An increasing focus on identity politics and the use of caste and religious identities – instead of the universal category of citizen or Indian – has been popularised to the extent that it no longer remains merely on the fringes of the Right-wing thought but has entered into institutions like the police, the army, and the judiciary. The beginning of this exclusionary focus can be traced to the series of protests in 1990 against caste-based reservation in government jobs.
What is citizenship?
Citizenship works in multiple ways, as does the systematic project of disenfranchisement.
Citizenship is granted by legal, contractual documents like the Constitution, signalled and proved by passport or Aadhaar cards or Pan cards or ration cards, and practised by people at the voting booth or in mass protests or revolutions. All these forms of citizenship are undergirded by the laws of the land, which courts uphold and strengthen. Tiers of citizenship include:
- social citizenship: the right to participate in the social and cultural discourse of the nation;
- cultural citizenship: the right to see your culture or language or customs as being a part of the nation;
- legal citizenship: all citizens are equal under the law.
All these citizenships are forms of equality. The right to practice and affirm your equal membership in a nation is a fundamental tenet of democracy.
Since 1993, however, what we have seen is the breaking up of the right to equal citizenship that has been guaranteed to all Indians. The genie of communalism and majoritarianism, which manifested itself at the time of the founding of the Indian republic, and lay suppressed for many decades, has inched its way, one brick at a time, and is now attempting to change the symbolic notion of Indian citizenship.
Destruction of equal citizenship
The preamble to our constitution says that it guarantees “JUSTICE social, economic and political; LIBERTY of thought, expression, faith and belief and worship; EQUALITY of status and opportunity”. It is no secret that under the guise of anti-Nehruvianism, these three terms, justice, liberty, and equality, have been systematically diminished by the actions of Hindutva groups in recent years.
There were two phases to this destruction: in the first, informal phase, the Sangh Parivar put in place a grassroots structure to recruit popular support – by whipping up popular paranoia, identitarian thought, a fear of the other, and an exaggerated sense of economic rivalry and false information. (Revati Laul’s book The Anatomy of Hate (2018) explains how this was carried out in Gujarat.) The second phase saw the formalisation of the campaign against equal citizenship.

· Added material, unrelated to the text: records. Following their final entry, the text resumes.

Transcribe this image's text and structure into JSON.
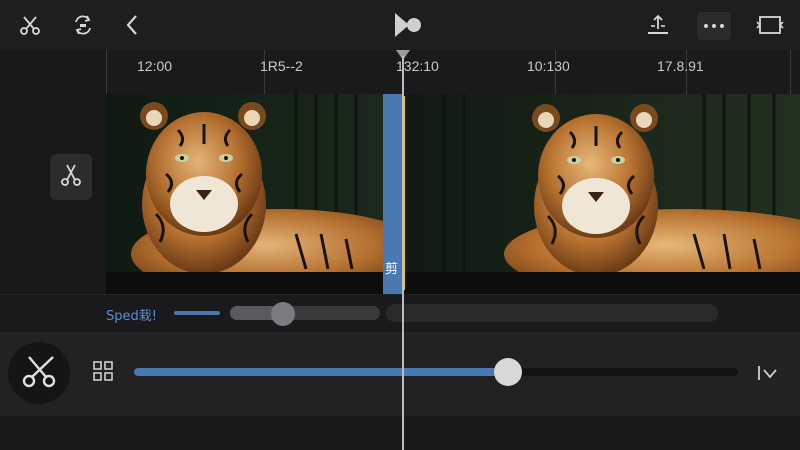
{
  "toolbar": {
    "buttons": [
      {
        "name": "scissors-icon"
      },
      {
        "name": "swap-icon"
      },
      {
        "name": "back-chevron-icon"
      },
      {
        "name": "app-logo-icon"
      },
      {
        "name": "export-icon"
      },
      {
        "name": "more-icon"
      },
      {
        "name": "fullscreen-icon"
      }
    ]
  },
  "ruler": {
    "ticks": [
      "12:00",
      "1R5--2",
      "132:10",
      "10:130",
      "17.8.91"
    ]
  },
  "timeline": {
    "clips": [
      {
        "subject": "tiger"
      },
      {
        "subject": "tiger"
      }
    ],
    "cut_label": "剪"
  },
  "speed": {
    "label": "Sped栽!",
    "level": 0.35
  },
  "bottom": {
    "slider_value": 0.62
  },
  "colors": {
    "accent": "#4a78b0",
    "playhead_yellow": "#e8c33a",
    "background": "#141415"
  }
}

Assam’s NRC is a test case for this just as Gujarat was for earlier systemic violence.
If we allow our laws to change in such a way that our Constitution no longer sees justice, equality, and freedom as fundamental, non-derogable rights guaranteed to all of us; if we allow the majority party to make laws in favour of a majoritarian citizenship; if we allow ourselves to be distracted by moon landings and ignore what is happening on the ground – then we might as well not bother to vote.
India is not alone in its Rightward turn – we are also seeing US President Donald Trump’s racist rhetoric and nativist fears against immigrants, and Hungary’s Viktor Orban pitching an insular Christianity to keep Syrian refugees out.
But India’s experiment with dismantling equal citizenship – legal, cultural, social – is more dangerous because it is one of the largest and most diverse democracies to do so.
The author is Professor, International Studies and Refugee and Forced Migration studies, DePaul University. Views are personal.